> **DATA FOR THE TASK**:
----------

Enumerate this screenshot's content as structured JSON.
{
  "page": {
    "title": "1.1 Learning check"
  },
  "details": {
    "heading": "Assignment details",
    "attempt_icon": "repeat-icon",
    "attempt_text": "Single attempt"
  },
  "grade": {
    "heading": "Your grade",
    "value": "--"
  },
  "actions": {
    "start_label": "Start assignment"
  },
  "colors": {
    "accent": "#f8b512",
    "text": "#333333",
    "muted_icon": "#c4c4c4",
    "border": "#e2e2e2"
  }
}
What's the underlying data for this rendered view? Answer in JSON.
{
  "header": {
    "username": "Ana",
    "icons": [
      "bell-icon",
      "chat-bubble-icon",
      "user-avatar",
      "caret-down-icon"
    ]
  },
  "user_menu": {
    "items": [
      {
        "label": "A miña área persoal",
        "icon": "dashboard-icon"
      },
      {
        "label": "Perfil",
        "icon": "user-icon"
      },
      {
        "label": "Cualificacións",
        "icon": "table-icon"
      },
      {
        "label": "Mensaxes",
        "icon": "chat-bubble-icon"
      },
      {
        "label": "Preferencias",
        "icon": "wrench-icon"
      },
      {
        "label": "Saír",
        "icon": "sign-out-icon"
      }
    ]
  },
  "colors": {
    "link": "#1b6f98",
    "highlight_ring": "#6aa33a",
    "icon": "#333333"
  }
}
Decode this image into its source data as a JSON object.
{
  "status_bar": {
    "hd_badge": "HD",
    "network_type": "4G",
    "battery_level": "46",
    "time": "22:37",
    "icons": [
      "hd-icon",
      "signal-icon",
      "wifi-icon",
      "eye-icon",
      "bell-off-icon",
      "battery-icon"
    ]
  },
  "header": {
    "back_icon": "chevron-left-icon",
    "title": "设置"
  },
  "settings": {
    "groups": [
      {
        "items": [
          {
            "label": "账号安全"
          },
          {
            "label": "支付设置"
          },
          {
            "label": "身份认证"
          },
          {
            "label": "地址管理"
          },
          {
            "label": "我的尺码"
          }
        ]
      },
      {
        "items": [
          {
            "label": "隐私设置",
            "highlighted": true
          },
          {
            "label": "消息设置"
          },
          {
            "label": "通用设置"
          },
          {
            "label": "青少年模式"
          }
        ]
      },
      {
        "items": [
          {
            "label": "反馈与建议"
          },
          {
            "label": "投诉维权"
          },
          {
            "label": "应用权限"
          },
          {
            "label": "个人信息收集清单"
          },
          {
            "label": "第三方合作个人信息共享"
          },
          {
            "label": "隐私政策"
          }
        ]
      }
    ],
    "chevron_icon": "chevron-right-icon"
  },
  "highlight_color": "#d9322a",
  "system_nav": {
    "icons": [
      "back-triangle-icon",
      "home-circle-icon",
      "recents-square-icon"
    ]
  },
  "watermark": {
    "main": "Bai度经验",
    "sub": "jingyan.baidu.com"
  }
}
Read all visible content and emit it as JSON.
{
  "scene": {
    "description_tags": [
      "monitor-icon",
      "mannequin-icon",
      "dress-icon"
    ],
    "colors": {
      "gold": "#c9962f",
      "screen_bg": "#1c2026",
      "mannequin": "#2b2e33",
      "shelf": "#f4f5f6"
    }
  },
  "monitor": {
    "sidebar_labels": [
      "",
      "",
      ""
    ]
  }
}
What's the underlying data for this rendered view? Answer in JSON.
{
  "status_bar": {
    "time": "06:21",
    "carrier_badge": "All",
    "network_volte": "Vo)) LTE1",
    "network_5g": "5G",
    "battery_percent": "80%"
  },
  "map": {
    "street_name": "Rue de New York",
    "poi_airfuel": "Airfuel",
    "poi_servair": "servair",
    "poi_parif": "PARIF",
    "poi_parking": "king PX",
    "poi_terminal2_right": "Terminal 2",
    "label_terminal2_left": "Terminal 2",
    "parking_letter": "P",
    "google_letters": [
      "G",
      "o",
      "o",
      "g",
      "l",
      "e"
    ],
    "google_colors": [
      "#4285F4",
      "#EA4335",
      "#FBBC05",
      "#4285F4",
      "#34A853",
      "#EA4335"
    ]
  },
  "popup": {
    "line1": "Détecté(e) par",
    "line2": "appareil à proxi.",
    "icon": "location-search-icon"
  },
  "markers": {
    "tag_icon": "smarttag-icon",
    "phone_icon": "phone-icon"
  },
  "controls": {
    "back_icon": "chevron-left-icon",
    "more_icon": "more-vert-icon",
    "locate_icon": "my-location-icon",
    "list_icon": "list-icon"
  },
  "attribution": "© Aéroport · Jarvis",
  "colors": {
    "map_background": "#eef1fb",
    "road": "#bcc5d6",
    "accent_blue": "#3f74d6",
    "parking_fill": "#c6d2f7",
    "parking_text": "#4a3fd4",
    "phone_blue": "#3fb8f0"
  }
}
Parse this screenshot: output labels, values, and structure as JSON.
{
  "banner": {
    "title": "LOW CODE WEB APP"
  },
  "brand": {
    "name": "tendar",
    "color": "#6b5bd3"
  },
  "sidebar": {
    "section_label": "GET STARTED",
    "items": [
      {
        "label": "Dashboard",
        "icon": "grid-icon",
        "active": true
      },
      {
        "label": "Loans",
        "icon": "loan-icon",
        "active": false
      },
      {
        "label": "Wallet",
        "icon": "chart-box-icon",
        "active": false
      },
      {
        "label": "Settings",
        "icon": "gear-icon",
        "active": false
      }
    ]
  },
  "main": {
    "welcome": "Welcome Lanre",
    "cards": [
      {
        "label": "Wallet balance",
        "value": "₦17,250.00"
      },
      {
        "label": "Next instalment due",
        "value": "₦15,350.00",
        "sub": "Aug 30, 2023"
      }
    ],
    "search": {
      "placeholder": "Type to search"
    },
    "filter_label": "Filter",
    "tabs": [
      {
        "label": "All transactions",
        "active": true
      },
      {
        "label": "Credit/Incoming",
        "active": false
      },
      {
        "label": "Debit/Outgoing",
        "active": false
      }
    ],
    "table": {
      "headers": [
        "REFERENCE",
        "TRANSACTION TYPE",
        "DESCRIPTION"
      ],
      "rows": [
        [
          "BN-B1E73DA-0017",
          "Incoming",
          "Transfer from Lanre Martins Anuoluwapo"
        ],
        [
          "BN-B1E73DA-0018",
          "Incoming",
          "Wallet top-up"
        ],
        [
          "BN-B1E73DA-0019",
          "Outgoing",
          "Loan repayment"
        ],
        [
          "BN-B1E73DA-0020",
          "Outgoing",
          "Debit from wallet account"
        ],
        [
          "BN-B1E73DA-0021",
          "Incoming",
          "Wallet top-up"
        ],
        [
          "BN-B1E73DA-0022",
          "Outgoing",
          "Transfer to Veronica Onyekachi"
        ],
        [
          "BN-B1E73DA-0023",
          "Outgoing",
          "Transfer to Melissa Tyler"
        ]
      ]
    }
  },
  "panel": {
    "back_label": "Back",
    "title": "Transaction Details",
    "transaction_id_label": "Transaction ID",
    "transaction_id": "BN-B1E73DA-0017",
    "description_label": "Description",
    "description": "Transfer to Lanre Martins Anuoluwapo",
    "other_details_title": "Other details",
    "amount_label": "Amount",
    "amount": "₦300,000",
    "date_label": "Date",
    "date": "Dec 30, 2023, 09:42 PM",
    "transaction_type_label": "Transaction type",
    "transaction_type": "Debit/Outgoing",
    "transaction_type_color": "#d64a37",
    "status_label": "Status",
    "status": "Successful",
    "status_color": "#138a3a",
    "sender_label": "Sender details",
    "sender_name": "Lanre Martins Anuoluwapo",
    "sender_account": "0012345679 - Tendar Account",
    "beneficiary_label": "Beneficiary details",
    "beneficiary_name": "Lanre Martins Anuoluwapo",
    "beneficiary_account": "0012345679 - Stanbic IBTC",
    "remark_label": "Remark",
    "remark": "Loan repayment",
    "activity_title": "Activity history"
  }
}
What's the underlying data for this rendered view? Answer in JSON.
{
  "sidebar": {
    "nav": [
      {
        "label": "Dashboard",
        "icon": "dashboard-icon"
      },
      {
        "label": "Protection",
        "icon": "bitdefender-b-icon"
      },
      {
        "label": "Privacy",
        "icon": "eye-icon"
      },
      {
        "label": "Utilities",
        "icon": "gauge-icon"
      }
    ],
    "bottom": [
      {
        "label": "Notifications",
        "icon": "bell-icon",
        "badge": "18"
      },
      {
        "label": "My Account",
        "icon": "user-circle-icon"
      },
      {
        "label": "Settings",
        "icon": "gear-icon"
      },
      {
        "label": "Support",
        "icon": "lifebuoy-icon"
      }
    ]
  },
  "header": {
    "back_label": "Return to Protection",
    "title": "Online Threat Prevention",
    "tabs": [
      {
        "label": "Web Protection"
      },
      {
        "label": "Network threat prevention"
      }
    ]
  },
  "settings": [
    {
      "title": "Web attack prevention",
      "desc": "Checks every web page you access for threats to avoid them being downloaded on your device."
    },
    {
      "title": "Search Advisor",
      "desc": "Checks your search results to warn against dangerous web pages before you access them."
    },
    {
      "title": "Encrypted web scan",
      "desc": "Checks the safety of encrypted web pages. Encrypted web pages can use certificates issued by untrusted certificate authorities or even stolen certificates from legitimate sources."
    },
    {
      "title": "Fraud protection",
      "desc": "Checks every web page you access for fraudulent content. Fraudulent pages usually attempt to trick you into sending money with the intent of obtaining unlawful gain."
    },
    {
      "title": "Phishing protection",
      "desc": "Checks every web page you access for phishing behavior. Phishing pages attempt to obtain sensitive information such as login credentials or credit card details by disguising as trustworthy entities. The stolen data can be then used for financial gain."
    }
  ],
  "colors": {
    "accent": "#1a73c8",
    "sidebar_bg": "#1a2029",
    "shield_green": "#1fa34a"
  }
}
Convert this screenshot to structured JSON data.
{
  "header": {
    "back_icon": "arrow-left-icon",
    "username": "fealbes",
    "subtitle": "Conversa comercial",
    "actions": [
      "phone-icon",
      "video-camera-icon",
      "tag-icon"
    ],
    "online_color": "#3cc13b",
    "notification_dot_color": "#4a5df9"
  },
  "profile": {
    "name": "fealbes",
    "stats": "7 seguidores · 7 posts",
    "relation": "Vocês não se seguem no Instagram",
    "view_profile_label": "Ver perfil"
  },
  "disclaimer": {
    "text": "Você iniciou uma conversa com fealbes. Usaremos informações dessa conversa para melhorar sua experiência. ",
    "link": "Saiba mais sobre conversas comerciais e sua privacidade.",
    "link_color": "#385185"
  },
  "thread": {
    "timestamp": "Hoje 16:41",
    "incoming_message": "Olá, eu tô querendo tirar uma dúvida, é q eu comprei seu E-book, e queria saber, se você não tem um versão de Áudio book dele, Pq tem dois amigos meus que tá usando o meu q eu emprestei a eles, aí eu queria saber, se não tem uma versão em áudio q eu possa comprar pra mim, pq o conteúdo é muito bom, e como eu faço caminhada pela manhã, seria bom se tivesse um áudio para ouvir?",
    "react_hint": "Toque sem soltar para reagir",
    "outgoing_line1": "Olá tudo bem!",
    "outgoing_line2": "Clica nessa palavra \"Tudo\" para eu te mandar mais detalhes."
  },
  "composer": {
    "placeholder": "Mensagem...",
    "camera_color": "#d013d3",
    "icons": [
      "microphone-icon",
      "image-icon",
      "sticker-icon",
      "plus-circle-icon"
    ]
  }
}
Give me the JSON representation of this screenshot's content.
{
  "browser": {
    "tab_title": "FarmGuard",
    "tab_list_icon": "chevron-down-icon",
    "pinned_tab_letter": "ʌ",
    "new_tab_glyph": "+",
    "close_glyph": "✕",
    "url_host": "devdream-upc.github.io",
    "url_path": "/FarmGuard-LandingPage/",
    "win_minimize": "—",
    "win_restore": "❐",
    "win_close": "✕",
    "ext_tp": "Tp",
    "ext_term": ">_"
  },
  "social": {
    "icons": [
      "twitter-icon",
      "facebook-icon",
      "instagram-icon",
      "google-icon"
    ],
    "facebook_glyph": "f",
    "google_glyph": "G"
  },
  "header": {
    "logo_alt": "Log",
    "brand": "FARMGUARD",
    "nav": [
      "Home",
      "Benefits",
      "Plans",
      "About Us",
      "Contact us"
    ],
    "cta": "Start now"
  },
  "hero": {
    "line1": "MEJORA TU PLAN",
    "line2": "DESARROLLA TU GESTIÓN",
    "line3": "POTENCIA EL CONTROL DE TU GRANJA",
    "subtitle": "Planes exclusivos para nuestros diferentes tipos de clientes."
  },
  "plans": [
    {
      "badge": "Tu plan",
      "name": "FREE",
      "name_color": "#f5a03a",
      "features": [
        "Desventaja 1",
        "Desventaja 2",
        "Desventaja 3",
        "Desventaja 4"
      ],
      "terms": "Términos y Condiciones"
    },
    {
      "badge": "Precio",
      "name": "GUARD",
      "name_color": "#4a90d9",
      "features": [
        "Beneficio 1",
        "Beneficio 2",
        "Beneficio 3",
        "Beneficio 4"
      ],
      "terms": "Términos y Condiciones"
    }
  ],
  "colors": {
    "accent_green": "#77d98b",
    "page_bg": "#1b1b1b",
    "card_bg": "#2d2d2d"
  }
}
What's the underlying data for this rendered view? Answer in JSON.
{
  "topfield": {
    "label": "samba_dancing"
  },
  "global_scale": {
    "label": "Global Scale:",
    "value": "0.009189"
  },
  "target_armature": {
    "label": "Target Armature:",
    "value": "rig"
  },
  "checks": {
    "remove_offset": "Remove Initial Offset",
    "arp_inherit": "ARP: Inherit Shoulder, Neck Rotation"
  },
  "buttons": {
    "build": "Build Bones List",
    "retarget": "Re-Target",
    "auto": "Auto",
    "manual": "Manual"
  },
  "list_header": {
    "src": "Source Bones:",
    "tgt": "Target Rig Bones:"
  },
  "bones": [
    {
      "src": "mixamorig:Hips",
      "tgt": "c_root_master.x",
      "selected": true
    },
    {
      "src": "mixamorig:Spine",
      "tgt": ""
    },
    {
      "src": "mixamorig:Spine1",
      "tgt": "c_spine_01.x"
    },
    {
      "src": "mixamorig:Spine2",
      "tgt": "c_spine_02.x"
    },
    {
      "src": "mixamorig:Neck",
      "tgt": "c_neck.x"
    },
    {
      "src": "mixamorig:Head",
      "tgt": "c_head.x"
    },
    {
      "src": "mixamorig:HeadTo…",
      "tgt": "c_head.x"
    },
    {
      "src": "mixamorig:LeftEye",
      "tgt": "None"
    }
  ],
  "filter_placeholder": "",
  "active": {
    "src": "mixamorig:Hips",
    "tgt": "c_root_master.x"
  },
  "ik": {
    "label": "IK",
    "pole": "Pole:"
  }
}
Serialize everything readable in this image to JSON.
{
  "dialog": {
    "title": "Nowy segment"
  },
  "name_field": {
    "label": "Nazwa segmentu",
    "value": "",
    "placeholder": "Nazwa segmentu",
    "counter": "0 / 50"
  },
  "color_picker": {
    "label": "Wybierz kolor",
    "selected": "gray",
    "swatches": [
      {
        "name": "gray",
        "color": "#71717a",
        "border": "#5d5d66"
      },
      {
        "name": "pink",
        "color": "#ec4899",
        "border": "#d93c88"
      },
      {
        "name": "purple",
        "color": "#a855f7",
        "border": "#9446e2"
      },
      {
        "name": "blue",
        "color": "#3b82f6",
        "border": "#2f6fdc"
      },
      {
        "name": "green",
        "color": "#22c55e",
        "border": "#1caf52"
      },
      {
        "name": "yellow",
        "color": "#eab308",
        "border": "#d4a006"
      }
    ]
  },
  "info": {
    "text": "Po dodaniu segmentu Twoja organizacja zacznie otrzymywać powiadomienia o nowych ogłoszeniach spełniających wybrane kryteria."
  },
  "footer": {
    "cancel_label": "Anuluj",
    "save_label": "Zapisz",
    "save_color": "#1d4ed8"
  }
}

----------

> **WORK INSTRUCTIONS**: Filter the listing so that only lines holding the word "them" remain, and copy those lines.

> **THE ANSWER**:
      "desc": "Checks every web page you access for threats to avoid them being downloaded on your device."
      "desc": "Checks your search results to warn against dangerous web pages before you access them."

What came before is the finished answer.